The damage to the Mexican ecosystem and the tourism industry will be severe if the sargassum returns with the same ferocity as last year the Latin American Herald Tribune, National Autonomous University of Mexico (UNAM) scientist Brigitta Ine van Tussenbroek warning.
The areas most likely to be impacted include Cancun, Chetumal and Tulum, but when the seaweed will arrive is still up for debate. How much of the sargassum washes ashore will also depend on local atmospheric conditions, such as trade winds.
While the seaweed has traveled toward Mexico year after year, it was only recently that large deposits started washing up on the shorelines of the Mexican Caribbean.
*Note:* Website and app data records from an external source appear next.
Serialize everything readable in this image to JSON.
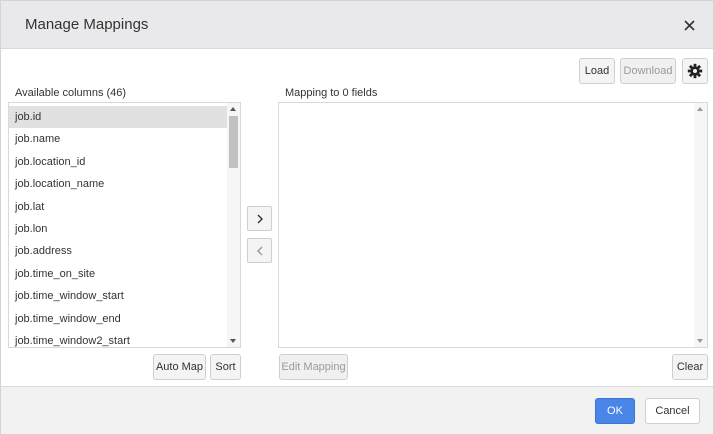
{
  "dialog": {
    "title": "Manage Mappings"
  },
  "toolbar": {
    "load_label": "Load",
    "download_label": "Download"
  },
  "available": {
    "label": "Available columns (46)",
    "items": [
      "job.id",
      "job.name",
      "job.location_id",
      "job.location_name",
      "job.lat",
      "job.lon",
      "job.address",
      "job.time_on_site",
      "job.time_window_start",
      "job.time_window_end",
      "job.time_window2_start"
    ],
    "selected_index": 0
  },
  "mapping": {
    "label": "Mapping to 0 fields"
  },
  "actions": {
    "auto_map_label": "Auto Map",
    "sort_label": "Sort",
    "edit_mapping_label": "Edit Mapping",
    "clear_label": "Clear"
  },
  "footer": {
    "ok_label": "OK",
    "cancel_label": "Cancel"
  },
  "colors": {
    "primary": "#4a86e8",
    "header_bg": "#e9e9eb",
    "selected_row": "#e1e1e1"
  },
  "icons": {
    "close": "close-icon",
    "settings": "gear-icon",
    "move_right": "chevron-right-icon",
    "move_left": "chevron-left-icon"
  }
}
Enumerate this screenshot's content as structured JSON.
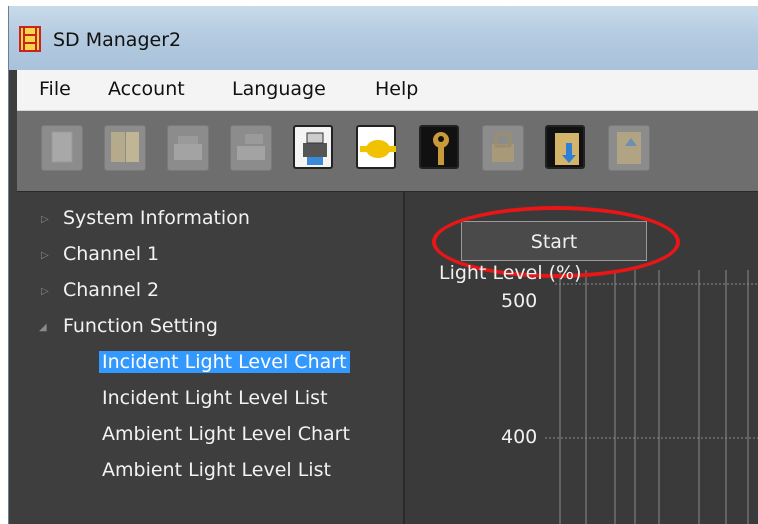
{
  "window": {
    "title": "SD Manager2"
  },
  "menu": [
    {
      "label": "File"
    },
    {
      "label": "Account"
    },
    {
      "label": "Language"
    },
    {
      "label": "Help"
    }
  ],
  "toolbar": {
    "buttons": [
      {
        "icon": "new-document-icon",
        "enabled": false
      },
      {
        "icon": "open-book-icon",
        "enabled": false
      },
      {
        "icon": "save-icon",
        "enabled": false
      },
      {
        "icon": "save-as-icon",
        "enabled": false
      },
      {
        "icon": "print-icon",
        "enabled": true
      },
      {
        "icon": "connect-icon",
        "enabled": true
      },
      {
        "icon": "key-icon",
        "enabled": true
      },
      {
        "icon": "lock-icon",
        "enabled": false
      },
      {
        "icon": "download-icon",
        "enabled": true
      },
      {
        "icon": "upload-icon",
        "enabled": false
      }
    ]
  },
  "tree": {
    "items": [
      {
        "label": "System Information",
        "expanded": false
      },
      {
        "label": "Channel 1",
        "expanded": false
      },
      {
        "label": "Channel 2",
        "expanded": false
      },
      {
        "label": "Function Setting",
        "expanded": true
      },
      {
        "label": "Incident Light Level Chart",
        "selected": true
      },
      {
        "label": "Incident Light Level List"
      },
      {
        "label": "Ambient Light Level Chart"
      },
      {
        "label": "Ambient Light Level List"
      }
    ]
  },
  "chart": {
    "start_label": "Start",
    "ylabel": "Light Level (%)",
    "ticks": [
      "500",
      "400"
    ]
  },
  "colors": {
    "selection": "#3399ff",
    "highlight_ellipse": "#e81616",
    "background": "#3e3e3e"
  }
}
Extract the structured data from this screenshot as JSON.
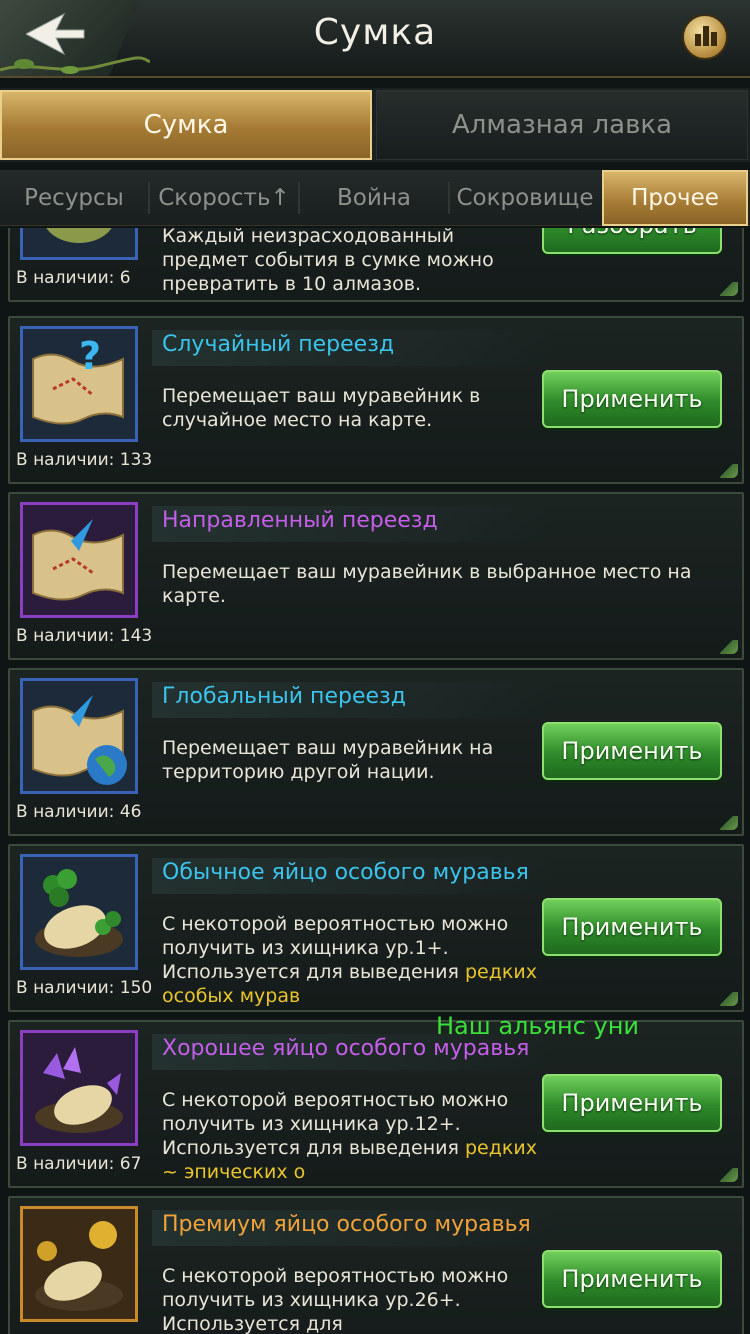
{
  "header": {
    "title": "Сумка",
    "back_icon": "back-arrow-icon",
    "stats_icon": "bar-chart-icon"
  },
  "main_tabs": [
    {
      "label": "Сумка",
      "active": true
    },
    {
      "label": "Алмазная лавка",
      "active": false
    }
  ],
  "sub_tabs": [
    {
      "label": "Ресурсы",
      "active": false
    },
    {
      "label": "Скорость↑",
      "active": false
    },
    {
      "label": "Война",
      "active": false
    },
    {
      "label": "Сокровище",
      "active": false
    },
    {
      "label": "Прочее",
      "active": true
    }
  ],
  "items": [
    {
      "count": "В наличии: 6",
      "name": "",
      "desc": "Каждый неизрасходованный предмет события в сумке можно превратить в 10 алмазов.",
      "button": "Разобрать"
    },
    {
      "count": "В наличии: 133",
      "name": "Случайный переезд",
      "desc": "Перемещает ваш муравейник в случайное место на карте.",
      "button": "Применить"
    },
    {
      "count": "В наличии: 143",
      "name": "Направленный переезд",
      "desc": "Перемещает ваш муравейник в выбранное место на карте.",
      "button": ""
    },
    {
      "count": "В наличии: 46",
      "name": "Глобальный переезд",
      "desc": "Перемещает ваш муравейник на территорию другой нации.",
      "button": "Применить"
    },
    {
      "count": "В наличии: 150",
      "name": "Обычное яйцо особого муравья",
      "desc": "С некоторой вероятностью можно получить из хищника ур.1+. Используется для выведения ",
      "desc_highlight": "редких особых мурав",
      "button": "Применить"
    },
    {
      "count": "В наличии: 67",
      "name": "Хорошее яйцо особого муравья",
      "desc": "С некоторой вероятностью можно получить из хищника ур.12+. Используется для выведения ",
      "desc_highlight": "редких ~ эпических о",
      "button": "Применить"
    },
    {
      "count": "",
      "name": "Премиум яйцо особого муравья",
      "desc": "С некоторой вероятностью можно получить из хищника ур.26+. Используется для",
      "button": "Применить"
    }
  ],
  "chat_overlay": "Наш альянс уни"
}
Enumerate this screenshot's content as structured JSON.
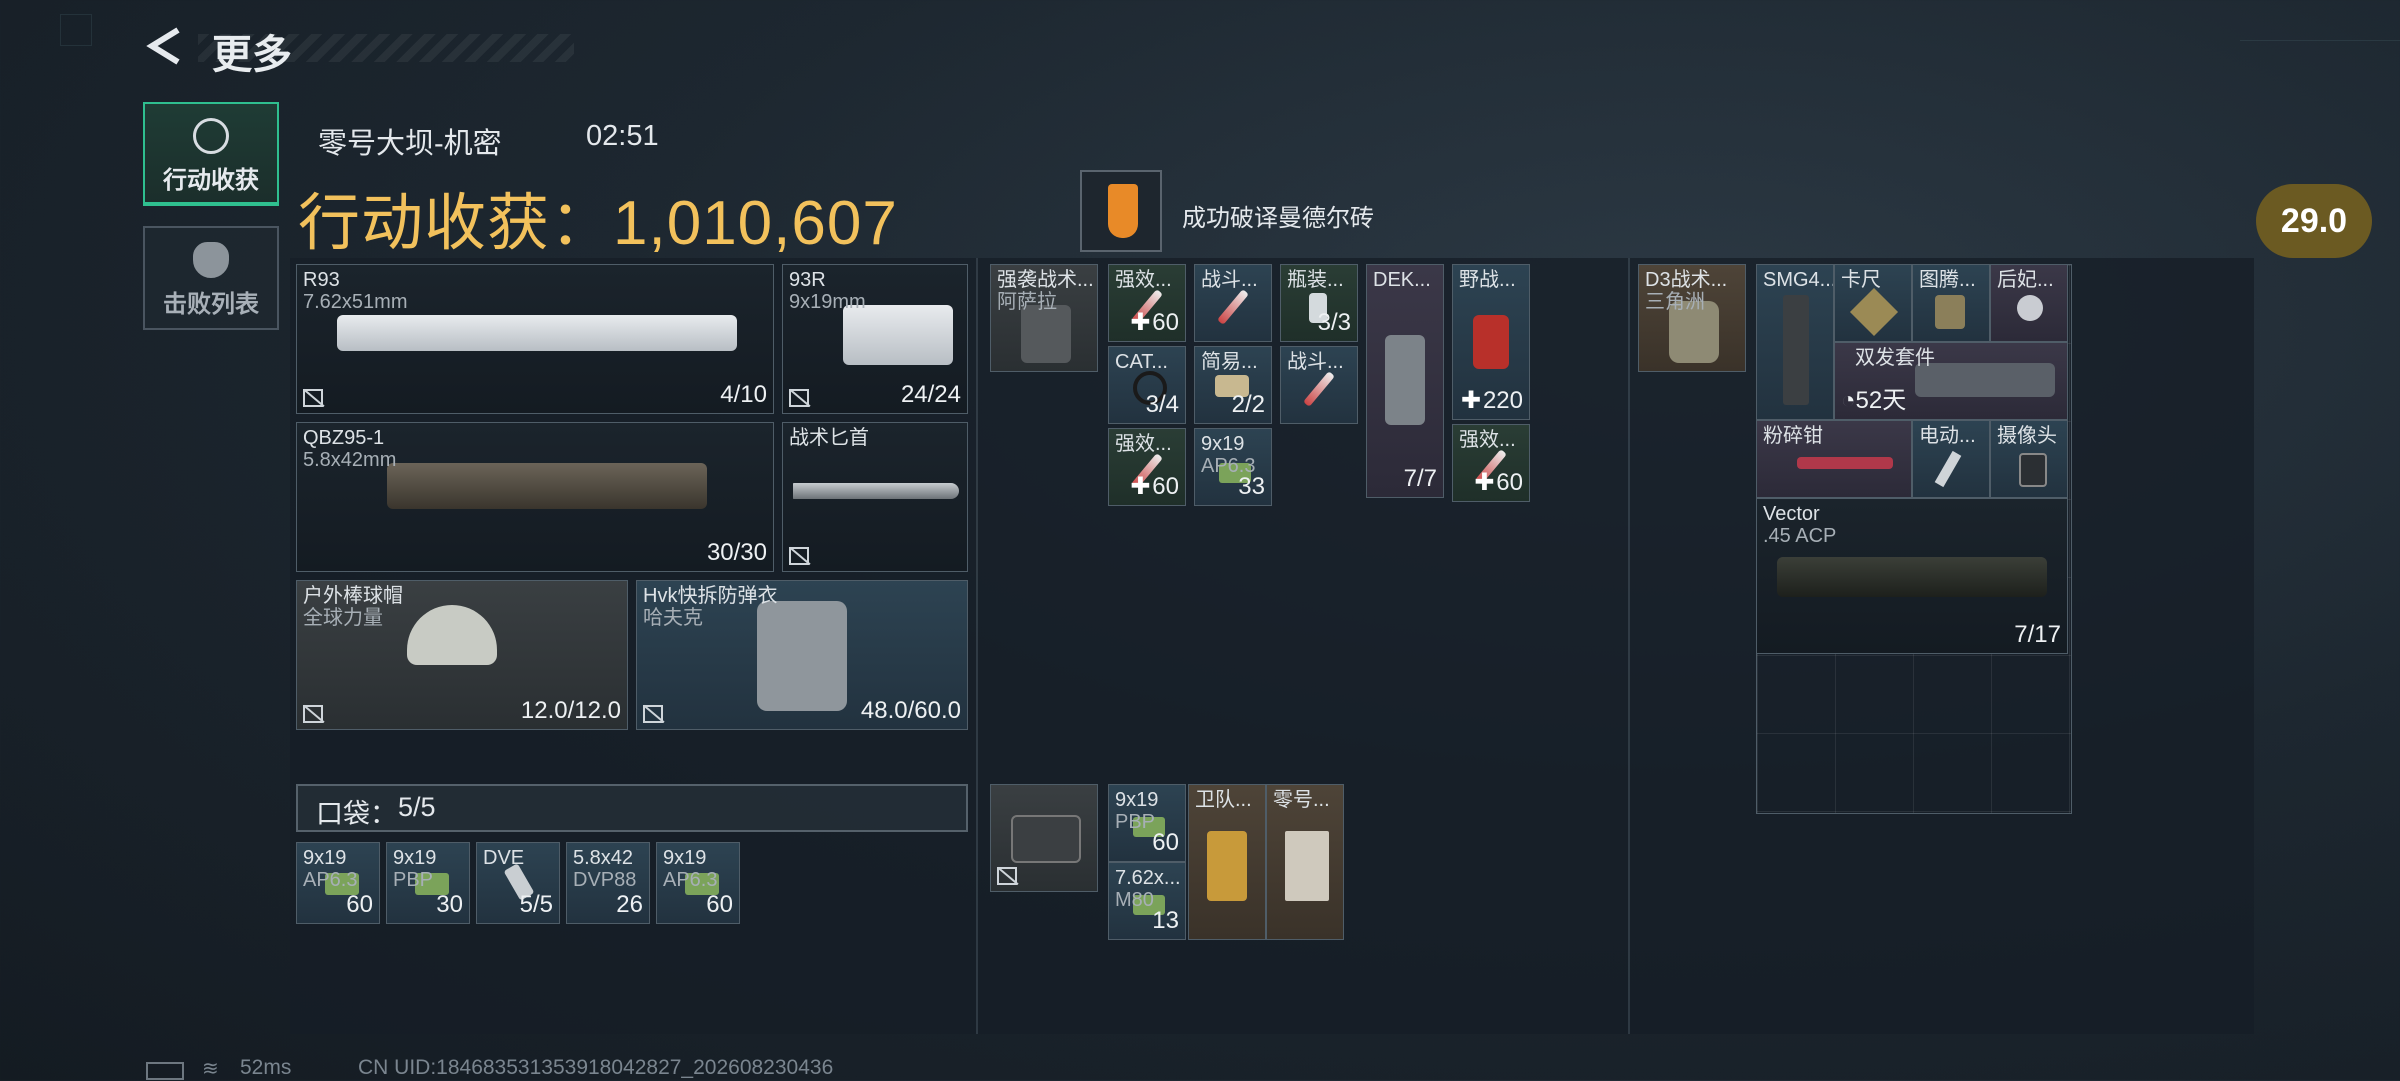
{
  "header": {
    "title": "更多",
    "back_icon": "chevron-left-icon"
  },
  "tabs": [
    {
      "label": "行动收获",
      "icon": "coin-icon",
      "active": true
    },
    {
      "label": "击败列表",
      "icon": "skull-icon",
      "active": false
    }
  ],
  "raid": {
    "map": "零号大坝-机密",
    "time": "02:51"
  },
  "total": {
    "label": "行动收获：1,010,607"
  },
  "achievement": {
    "text": "成功破译曼德尔砖",
    "icon": "shield-icon",
    "color": "#e88a28"
  },
  "score": "29.0",
  "loadout": [
    {
      "name": "R93",
      "sub": "7.62x51mm",
      "count": "4/10"
    },
    {
      "name": "93R",
      "sub": "9x19mm",
      "count": "24/24"
    },
    {
      "name": "QBZ95-1",
      "sub": "5.8x42mm",
      "count": "30/30"
    },
    {
      "name": "战术匕首",
      "sub": "",
      "count": ""
    },
    {
      "name": "户外棒球帽",
      "sub": "全球力量",
      "count": "12.0/12.0"
    },
    {
      "name": "Hvk快拆防弹衣",
      "sub": "哈夫克",
      "count": "48.0/60.0"
    }
  ],
  "pocket": {
    "label": "口袋：",
    "count": "5/5",
    "items": [
      {
        "name": "9x19",
        "sub": "AP6.3",
        "count": "60"
      },
      {
        "name": "9x19",
        "sub": "PBP",
        "count": "30"
      },
      {
        "name": "DVE",
        "sub": "",
        "count": "5/5"
      },
      {
        "name": "5.8x42",
        "sub": "DVP88",
        "count": "26"
      },
      {
        "name": "9x19",
        "sub": "AP6.3",
        "count": "60"
      }
    ]
  },
  "chest_rig": {
    "name": "强袭战术...",
    "sub": "阿萨拉",
    "items": [
      {
        "name": "强效...",
        "count": "60"
      },
      {
        "name": "战斗...",
        "count": ""
      },
      {
        "name": "瓶装...",
        "count": "3/3"
      },
      {
        "name": "CAT...",
        "count": "3/4"
      },
      {
        "name": "简易...",
        "count": "2/2"
      },
      {
        "name": "战斗...",
        "count": ""
      },
      {
        "name": "DEK...",
        "count": "7/7"
      },
      {
        "name": "野战...",
        "count": "220"
      },
      {
        "name": "强效...",
        "count": "60"
      },
      {
        "name": "9x19",
        "sub": "AP6.3",
        "count": "33"
      },
      {
        "name": "强效...",
        "count": "60"
      }
    ]
  },
  "case": {
    "items": [
      {
        "name": "9x19",
        "sub": "PBP",
        "count": "60"
      },
      {
        "name": "卫队...",
        "count": ""
      },
      {
        "name": "零号...",
        "count": ""
      },
      {
        "name": "7.62x...",
        "sub": "M80",
        "count": "13"
      }
    ]
  },
  "backpack": {
    "name": "D3战术...",
    "sub": "三角洲"
  },
  "backpack_items": [
    {
      "name": "SMG4...",
      "count": ""
    },
    {
      "name": "卡尺",
      "count": ""
    },
    {
      "name": "图腾...",
      "count": ""
    },
    {
      "name": "后妃...",
      "count": ""
    },
    {
      "name": "双发套件",
      "count": "52天"
    },
    {
      "name": "粉碎钳",
      "count": ""
    },
    {
      "name": "电动...",
      "count": ""
    },
    {
      "name": "摄像头",
      "count": ""
    },
    {
      "name": "Vector",
      "sub": ".45 ACP",
      "count": "7/17"
    }
  ],
  "footer": {
    "ping": "52ms",
    "uid": "CN UID:1846835313539180428​27_202608230436"
  }
}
The increase in sargassum could be attributed to the rising temperatures in ocean waters or the dumping of organic trash in the rivers of Central American countries.
Source: Travel Pulse